▸ REQUIREMENT: Where the string "JSON" occurs in a line of the data below, that line should be copied.

[EXTRACTED DATA — start]

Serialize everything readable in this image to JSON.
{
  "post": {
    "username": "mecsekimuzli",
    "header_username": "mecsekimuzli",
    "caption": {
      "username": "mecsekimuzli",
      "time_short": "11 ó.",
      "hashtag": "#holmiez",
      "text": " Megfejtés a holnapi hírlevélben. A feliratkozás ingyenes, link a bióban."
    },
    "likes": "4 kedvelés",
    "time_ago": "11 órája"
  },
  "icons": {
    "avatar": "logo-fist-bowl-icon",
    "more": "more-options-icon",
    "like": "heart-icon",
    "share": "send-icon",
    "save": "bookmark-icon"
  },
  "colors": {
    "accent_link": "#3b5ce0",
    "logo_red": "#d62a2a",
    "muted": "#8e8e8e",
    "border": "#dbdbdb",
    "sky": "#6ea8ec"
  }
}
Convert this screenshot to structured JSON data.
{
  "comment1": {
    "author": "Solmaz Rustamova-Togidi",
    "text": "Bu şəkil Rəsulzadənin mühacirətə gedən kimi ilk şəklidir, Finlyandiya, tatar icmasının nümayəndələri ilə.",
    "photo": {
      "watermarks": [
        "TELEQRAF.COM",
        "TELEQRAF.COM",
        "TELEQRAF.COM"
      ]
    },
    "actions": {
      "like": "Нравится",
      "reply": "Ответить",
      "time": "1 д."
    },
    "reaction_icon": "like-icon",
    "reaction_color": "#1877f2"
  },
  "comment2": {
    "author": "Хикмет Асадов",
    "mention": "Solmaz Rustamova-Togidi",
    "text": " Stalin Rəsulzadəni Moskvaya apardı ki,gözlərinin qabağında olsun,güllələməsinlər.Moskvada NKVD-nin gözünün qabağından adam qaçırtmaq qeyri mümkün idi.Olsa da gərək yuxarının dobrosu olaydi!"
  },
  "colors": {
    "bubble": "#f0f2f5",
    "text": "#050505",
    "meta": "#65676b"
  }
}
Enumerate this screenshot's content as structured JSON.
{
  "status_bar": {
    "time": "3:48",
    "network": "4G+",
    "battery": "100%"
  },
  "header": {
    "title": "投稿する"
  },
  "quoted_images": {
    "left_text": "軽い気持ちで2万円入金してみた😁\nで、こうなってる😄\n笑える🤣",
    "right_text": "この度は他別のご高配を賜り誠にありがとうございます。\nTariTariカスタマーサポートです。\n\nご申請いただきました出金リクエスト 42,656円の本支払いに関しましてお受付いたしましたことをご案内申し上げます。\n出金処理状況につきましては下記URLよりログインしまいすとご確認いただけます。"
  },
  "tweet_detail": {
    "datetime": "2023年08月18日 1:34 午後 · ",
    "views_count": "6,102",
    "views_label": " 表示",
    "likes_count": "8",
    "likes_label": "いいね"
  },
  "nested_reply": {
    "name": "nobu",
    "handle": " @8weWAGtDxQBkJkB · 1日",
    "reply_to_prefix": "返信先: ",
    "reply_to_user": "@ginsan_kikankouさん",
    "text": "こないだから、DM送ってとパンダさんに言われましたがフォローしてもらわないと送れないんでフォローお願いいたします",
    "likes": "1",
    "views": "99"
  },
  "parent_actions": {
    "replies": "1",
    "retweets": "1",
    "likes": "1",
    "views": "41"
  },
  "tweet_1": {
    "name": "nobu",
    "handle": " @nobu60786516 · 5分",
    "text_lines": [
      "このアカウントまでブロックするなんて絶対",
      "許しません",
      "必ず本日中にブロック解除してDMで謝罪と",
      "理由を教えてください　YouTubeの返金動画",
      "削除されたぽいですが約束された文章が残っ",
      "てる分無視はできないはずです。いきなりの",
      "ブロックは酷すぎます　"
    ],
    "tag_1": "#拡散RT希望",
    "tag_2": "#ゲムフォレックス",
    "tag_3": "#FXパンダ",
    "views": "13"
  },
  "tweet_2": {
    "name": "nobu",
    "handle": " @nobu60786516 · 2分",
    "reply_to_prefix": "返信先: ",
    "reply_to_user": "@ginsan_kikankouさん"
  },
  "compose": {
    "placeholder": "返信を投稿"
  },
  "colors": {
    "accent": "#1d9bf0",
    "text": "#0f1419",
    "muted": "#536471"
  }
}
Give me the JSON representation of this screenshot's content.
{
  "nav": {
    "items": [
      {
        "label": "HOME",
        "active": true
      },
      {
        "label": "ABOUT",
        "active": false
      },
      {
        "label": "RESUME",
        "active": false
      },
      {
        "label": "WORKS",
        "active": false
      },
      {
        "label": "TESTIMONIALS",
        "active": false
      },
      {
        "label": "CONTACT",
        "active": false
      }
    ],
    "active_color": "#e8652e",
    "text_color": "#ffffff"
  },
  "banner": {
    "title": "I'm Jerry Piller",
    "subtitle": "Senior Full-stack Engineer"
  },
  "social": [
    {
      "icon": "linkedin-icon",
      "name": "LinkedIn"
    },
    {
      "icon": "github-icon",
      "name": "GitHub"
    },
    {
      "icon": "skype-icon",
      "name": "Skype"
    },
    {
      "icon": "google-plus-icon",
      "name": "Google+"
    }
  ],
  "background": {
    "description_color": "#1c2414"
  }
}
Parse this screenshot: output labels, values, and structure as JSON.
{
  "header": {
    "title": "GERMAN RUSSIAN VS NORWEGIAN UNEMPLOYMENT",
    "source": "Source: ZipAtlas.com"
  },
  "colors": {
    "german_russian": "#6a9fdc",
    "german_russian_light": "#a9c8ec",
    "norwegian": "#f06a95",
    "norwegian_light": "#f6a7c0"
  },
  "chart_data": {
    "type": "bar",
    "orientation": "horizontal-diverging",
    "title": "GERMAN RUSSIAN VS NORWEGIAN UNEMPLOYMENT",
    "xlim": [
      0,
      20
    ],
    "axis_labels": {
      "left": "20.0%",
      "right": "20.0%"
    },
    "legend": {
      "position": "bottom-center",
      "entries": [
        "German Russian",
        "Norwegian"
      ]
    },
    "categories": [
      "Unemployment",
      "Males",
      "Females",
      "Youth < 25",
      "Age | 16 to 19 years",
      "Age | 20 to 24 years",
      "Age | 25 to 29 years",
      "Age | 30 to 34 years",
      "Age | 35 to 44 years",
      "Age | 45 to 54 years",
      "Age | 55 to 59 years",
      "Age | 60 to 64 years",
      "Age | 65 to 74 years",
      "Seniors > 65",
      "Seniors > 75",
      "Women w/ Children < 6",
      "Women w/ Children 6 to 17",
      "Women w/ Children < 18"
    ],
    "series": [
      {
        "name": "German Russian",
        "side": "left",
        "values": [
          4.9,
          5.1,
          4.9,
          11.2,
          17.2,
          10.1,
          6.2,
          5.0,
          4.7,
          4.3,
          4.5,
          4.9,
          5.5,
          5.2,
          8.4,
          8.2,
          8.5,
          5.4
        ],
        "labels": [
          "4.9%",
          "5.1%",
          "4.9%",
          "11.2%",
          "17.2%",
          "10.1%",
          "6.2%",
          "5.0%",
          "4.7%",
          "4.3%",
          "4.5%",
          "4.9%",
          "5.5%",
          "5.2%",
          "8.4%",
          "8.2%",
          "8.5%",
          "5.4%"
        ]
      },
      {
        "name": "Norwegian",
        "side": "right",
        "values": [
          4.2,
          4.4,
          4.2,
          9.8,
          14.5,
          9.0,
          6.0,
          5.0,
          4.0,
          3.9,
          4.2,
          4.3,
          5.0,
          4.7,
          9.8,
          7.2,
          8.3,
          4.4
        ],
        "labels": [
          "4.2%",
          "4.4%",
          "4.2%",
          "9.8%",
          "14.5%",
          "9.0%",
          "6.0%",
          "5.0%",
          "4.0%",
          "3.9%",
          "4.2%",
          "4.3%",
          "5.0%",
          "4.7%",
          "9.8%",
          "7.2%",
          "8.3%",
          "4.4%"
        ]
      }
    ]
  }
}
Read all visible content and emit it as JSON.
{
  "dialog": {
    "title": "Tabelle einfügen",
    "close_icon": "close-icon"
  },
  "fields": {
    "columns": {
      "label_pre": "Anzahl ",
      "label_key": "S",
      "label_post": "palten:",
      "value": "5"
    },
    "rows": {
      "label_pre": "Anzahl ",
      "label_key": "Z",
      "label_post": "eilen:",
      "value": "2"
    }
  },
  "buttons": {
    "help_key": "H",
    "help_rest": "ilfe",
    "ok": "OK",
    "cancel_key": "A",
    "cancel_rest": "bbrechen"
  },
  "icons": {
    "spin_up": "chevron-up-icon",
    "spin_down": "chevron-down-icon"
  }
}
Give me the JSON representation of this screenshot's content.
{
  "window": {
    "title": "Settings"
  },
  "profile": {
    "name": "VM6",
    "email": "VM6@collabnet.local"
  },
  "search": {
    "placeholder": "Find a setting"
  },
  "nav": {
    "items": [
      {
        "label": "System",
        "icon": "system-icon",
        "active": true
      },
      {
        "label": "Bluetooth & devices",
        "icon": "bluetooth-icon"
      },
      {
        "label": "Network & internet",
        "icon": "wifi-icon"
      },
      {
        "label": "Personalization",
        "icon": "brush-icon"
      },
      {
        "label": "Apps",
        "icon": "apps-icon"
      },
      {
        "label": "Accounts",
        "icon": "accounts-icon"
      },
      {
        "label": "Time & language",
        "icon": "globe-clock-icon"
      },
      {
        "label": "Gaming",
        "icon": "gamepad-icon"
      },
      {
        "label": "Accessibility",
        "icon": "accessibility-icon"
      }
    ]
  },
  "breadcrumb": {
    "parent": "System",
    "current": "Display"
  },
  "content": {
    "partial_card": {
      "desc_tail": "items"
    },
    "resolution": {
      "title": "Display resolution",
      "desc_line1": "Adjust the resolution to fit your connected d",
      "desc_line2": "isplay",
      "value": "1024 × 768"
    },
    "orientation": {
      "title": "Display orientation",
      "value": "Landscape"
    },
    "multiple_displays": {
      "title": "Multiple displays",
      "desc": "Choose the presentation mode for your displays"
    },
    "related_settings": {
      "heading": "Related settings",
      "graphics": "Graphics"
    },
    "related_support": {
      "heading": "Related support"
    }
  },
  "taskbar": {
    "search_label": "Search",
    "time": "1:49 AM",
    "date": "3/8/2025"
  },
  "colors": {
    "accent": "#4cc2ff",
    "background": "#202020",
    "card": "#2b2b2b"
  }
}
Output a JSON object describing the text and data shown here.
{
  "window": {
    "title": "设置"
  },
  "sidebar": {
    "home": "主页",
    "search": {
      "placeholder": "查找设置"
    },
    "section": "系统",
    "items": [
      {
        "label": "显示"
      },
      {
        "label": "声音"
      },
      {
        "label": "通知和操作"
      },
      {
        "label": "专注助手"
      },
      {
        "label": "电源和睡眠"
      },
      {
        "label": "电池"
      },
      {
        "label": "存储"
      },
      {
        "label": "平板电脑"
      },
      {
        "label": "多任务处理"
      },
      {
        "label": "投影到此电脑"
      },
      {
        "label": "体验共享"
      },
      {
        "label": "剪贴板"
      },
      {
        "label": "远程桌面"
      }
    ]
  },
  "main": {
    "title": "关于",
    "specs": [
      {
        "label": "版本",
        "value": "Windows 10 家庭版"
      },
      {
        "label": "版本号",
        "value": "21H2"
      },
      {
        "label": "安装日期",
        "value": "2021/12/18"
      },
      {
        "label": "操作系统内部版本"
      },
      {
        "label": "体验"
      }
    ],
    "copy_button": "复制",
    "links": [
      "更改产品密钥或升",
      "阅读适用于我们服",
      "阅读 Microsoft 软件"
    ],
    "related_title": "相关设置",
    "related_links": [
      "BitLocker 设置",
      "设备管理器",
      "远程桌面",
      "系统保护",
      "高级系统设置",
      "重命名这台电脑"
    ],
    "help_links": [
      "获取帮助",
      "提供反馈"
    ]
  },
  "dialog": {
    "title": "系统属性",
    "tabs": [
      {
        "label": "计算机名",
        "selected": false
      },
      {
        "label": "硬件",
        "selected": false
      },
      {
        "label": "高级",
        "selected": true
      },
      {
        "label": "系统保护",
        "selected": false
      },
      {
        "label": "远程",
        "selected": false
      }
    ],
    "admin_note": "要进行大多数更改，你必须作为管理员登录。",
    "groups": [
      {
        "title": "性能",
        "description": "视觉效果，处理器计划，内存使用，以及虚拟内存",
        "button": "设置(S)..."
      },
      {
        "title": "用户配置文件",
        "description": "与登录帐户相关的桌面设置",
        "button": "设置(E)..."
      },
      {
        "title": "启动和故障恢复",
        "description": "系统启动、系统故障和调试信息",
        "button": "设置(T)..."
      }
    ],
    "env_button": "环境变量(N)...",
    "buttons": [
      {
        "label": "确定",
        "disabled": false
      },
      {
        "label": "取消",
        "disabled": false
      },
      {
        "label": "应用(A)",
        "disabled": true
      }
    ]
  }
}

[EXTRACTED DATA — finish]

▸ RESPONSE BELOW:
Serialize everything readable in this image to JSON.
Convert this screenshot to structured JSON data.
Enumerate this screenshot's content as structured JSON.
Give me the JSON representation of this screenshot's content.
Parse this screenshot: output labels, values, and structure as JSON.
Read all visible content and emit it as JSON.
Give me the JSON representation of this screenshot's content.
Output a JSON object describing the text and data shown here.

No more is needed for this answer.